Promoting Health Sharing

By on Apr 15, 2021 in Senior Living

Electronic health records, or EHRs, have evolved into a necessity over the past few years in the senior living industry. In fact, a LeadingAge study in 2019 found that nearly 76% of the nation’s 200 largest nonprofit, multi-site senior living organizations use EHRs, as do the majority of single-campus senior living communities.

EHRs enable care staff to chart and document residents’ medications and transitions between care settings in real time. Along with this efficiency, notes PharMerica, a pharmacy services provider for the senior living industry, senior community operators “are finding that EHR can help do things like boost occupancy and profitability. And vendors are finding easier to promote EHR benefits around greater resident engagement, streamlined workflow and reduced staff turnover.” Additional benefits of EHRs include facilitating Medicare and Medicaid reimbursements and ensuring compliance.

Interoperability is crucial

There’s yet another dimension to EHRs. Senior Housing News reports that some providers adopting EHRs “are actually going a step further to connect those EHRs to larger networks in the interest of electronically sharing information with doctors, hospitals or other clinicians.” Making such exchanges securely across multiple systems requires connection to a service provider for health information exchanges, or HIEs. “It’s only a matter of time before mounting state and federal pressure to connect EHRs to HIEs becomes too difficult for senior living providers to ignore,” the news source reports.

Some in the industry are still playing catch-up. Clinical information is still often shared via fax, phone or printouts, opening the door to mistakes and omissions. And patients often receive paper medical records when they are discharged, creating additional opportunities for documentation errors and impeded care coordination.

“The COVID-19 pandemic has amplified the importance of interoperability and the ease in which clinical information needs to be available to an entire healthcare community,” says Jon Elwell, CEO of Scottsdale, Ariz. interoperability provider Kno2. “We cannot rely on paper fax for this important task.”

Creating seamless transitions

Going forward, the need for interoperability among acute care, private practice, skilled nursing and other healthcare partners will spur the development additional for care transition and coordination. That means “seamless care transitions and sharing of critical patient information between the senior living community and the providers participating in their care, improving coordination and reducing administrative burden from a historically manual process,” Elwell says.
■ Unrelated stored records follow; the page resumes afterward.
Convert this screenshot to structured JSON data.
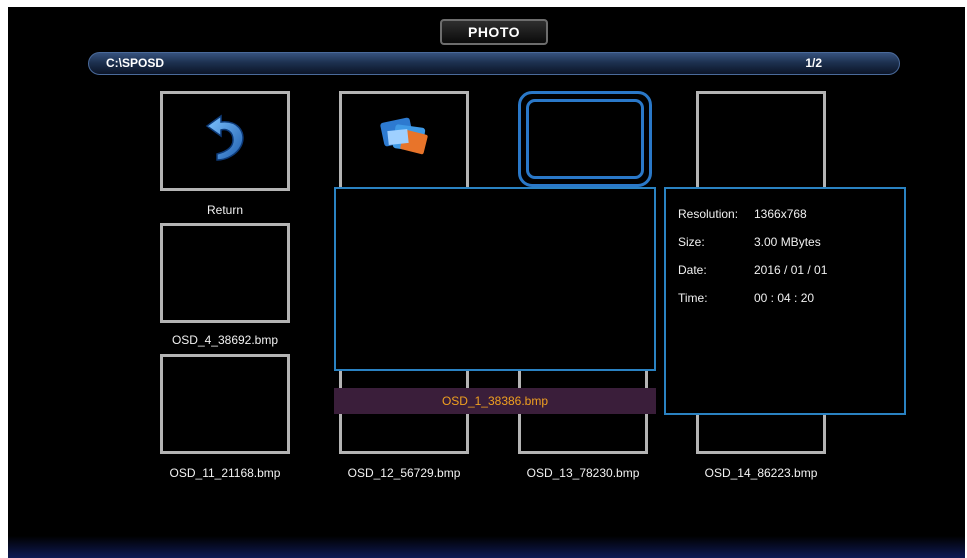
{
  "header": {
    "title": "PHOTO"
  },
  "path_bar": {
    "path": "C:\\SPOSD",
    "page": "1/2"
  },
  "items": {
    "return": "Return",
    "osd_4": "OSD_4_38692.bmp",
    "osd_11": "OSD_11_21168.bmp",
    "osd_12": "OSD_12_56729.bmp",
    "osd_13": "OSD_13_78230.bmp",
    "osd_14": "OSD_14_86223.bmp"
  },
  "selected_filename": "OSD_1_38386.bmp",
  "info": {
    "resolution_label": "Resolution:",
    "resolution": "1366x768",
    "size_label": "Size:",
    "size": "3.00 MBytes",
    "date_label": "Date:",
    "date": "2016 / 01 / 01",
    "time_label": "Time:",
    "time": "00 : 04 : 20"
  },
  "icons": {
    "return": "return-arrow-icon",
    "folder": "folder-photos-icon"
  },
  "colors": {
    "accent": "#2a82c2",
    "highlight_text": "#f0a020",
    "filename_bg": "#3a1e3a"
  }
}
Once implemented, this interoperability will spur “increased efficiency and quality outcomes, improved ability to avoid adverse events and timely access to information from your patients’ other providers,” according to the Minnesota Department of Health. “Creating shared care plans and following up on the execution of those plans to optimize outcomes, reduce length of stay, or eliminate unnecessary hospital admissions via HIE will be key,” adds Majd Alwan, senior vice president of technology and executive director of the LeadingAge Center for Aging Services Technologies, an advocate for technologies that improve the aging experience.
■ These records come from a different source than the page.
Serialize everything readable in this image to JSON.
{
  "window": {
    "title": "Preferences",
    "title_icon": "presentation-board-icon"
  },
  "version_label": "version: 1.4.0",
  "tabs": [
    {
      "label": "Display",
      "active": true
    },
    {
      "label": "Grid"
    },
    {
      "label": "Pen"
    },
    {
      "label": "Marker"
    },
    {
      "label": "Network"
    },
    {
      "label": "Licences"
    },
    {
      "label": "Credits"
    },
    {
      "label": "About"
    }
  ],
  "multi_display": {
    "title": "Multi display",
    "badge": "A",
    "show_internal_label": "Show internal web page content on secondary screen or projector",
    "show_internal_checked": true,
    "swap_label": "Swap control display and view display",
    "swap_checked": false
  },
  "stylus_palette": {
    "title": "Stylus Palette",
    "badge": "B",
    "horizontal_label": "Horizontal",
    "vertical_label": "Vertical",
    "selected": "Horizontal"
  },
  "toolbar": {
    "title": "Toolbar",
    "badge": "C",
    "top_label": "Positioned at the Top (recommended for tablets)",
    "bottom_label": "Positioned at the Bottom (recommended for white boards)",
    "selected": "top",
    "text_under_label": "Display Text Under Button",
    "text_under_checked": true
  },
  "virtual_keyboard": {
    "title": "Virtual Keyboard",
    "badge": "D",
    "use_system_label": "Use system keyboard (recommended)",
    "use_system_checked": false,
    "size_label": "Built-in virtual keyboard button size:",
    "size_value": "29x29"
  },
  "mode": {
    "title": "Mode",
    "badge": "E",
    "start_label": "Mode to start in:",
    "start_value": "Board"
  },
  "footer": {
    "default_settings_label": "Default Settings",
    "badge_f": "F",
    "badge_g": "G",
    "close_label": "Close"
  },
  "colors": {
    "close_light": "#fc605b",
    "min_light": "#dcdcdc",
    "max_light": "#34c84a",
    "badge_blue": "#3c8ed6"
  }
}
Yardi’s contribution to EHR interoperability includes a partnership with Kno2®, whose Interoperability as a Service™ drives connectivity for health data networks. Interoperability as a Service’s integration with Yardi EHR lets Yardi clients electronically send and receive health data, ensuring safer clinical care transitions.

Look to The Balance Sheet for more updates on the continuing evolution of EHR capabilities, which PharMerica says have the potential to “revolutionize the way seniors are treated and cared for in the years to come.”

For more on Yardi’s electronic health record solution for senior living, visit the Yardi EHR product page.